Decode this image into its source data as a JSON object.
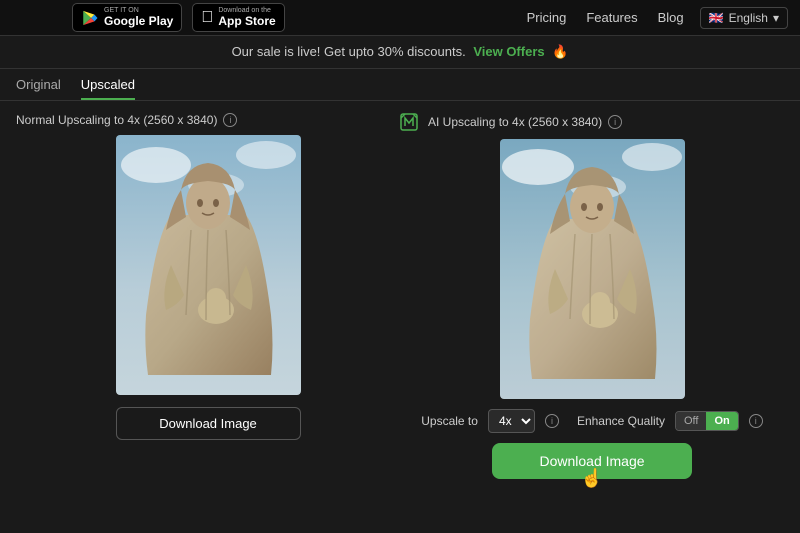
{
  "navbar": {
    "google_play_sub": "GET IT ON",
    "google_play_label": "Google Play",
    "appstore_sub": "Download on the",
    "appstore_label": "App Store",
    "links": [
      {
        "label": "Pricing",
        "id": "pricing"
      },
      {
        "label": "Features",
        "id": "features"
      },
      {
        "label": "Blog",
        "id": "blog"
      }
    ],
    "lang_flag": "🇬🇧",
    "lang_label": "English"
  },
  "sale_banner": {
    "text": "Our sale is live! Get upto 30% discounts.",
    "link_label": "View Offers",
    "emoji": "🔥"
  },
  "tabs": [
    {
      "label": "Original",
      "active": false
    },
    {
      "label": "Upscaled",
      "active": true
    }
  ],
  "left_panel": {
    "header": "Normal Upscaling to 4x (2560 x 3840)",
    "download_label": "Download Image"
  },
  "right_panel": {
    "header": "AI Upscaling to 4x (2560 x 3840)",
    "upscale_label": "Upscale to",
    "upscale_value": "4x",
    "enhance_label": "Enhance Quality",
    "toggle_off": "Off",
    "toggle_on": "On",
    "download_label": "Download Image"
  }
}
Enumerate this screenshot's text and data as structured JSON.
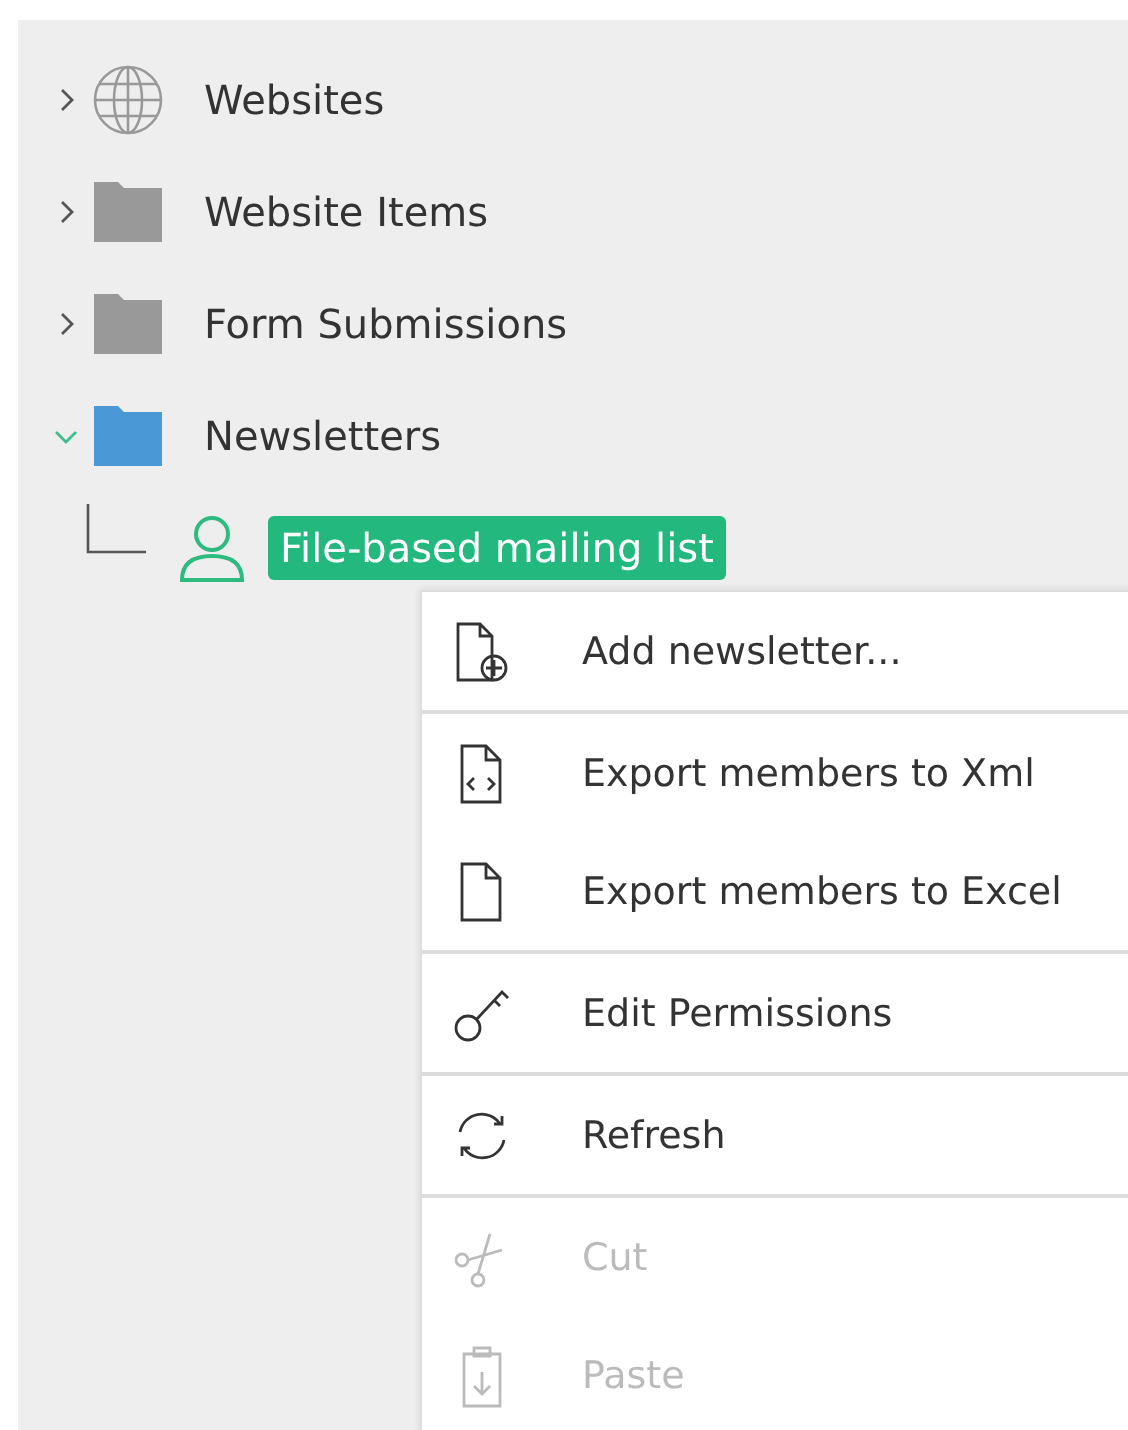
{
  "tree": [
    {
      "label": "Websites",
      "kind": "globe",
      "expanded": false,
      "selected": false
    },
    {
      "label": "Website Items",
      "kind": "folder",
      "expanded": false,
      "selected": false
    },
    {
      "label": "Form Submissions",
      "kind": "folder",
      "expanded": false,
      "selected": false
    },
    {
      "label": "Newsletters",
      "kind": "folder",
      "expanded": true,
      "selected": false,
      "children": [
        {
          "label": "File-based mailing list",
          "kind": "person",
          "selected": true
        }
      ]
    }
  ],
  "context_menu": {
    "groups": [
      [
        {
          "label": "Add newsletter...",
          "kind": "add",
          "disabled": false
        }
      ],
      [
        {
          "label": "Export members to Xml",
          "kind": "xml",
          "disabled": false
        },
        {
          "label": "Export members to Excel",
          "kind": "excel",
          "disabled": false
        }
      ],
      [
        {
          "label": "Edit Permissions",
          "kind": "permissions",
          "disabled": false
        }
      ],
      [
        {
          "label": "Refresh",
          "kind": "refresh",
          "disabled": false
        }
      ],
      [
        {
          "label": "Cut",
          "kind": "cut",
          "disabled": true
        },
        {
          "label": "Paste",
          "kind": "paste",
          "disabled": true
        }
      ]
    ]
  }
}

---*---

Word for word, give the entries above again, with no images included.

▶ Output below
Decode this image into its source data as a JSON object.
{
  "navbar": {
    "google_play_sub": "GET IT ON",
    "google_play_label": "Google Play",
    "appstore_sub": "Download on the",
    "appstore_label": "App Store",
    "links": [
      {
        "label": "Pricing",
        "id": "pricing"
      },
      {
        "label": "Features",
        "id": "features"
      },
      {
        "label": "Blog",
        "id": "blog"
      }
    ],
    "lang_flag": "🇬🇧",
    "lang_label": "English"
  },
  "sale_banner": {
    "text": "Our sale is live! Get upto 30% discounts.",
    "link_label": "View Offers",
    "emoji": "🔥"
  },
  "tabs": [
    {
      "label": "Original",
      "active": false
    },
    {
      "label": "Upscaled",
      "active": true
    }
  ],
  "left_panel": {
    "header": "Normal Upscaling to 4x (2560 x 3840)",
    "download_label": "Download Image"
  },
  "right_panel": {
    "header": "AI Upscaling to 4x (2560 x 3840)",
    "upscale_label": "Upscale to",
    "upscale_value": "4x",
    "enhance_label": "Enhance Quality",
    "toggle_off": "Off",
    "toggle_on": "On",
    "download_label": "Download Image"
  }
}
Enumerate this screenshot's text and data as structured JSON.
{
  "tree": [
    {
      "label": "Websites",
      "kind": "globe",
      "expanded": false,
      "selected": false
    },
    {
      "label": "Website Items",
      "kind": "folder",
      "expanded": false,
      "selected": false
    },
    {
      "label": "Form Submissions",
      "kind": "folder",
      "expanded": false,
      "selected": false
    },
    {
      "label": "Newsletters",
      "kind": "folder",
      "expanded": true,
      "selected": false,
      "children": [
        {
          "label": "File-based mailing list",
          "kind": "person",
          "selected": true
        }
      ]
    }
  ],
  "context_menu": {
    "groups": [
      [
        {
          "label": "Add newsletter...",
          "kind": "add",
          "disabled": false
        }
      ],
      [
        {
          "label": "Export members to Xml",
          "kind": "xml",
          "disabled": false
        },
        {
          "label": "Export members to Excel",
          "kind": "excel",
          "disabled": false
        }
      ],
      [
        {
          "label": "Edit Permissions",
          "kind": "permissions",
          "disabled": false
        }
      ],
      [
        {
          "label": "Refresh",
          "kind": "refresh",
          "disabled": false
        }
      ],
      [
        {
          "label": "Cut",
          "kind": "cut",
          "disabled": true
        },
        {
          "label": "Paste",
          "kind": "paste",
          "disabled": true
        }
      ]
    ]
  }
}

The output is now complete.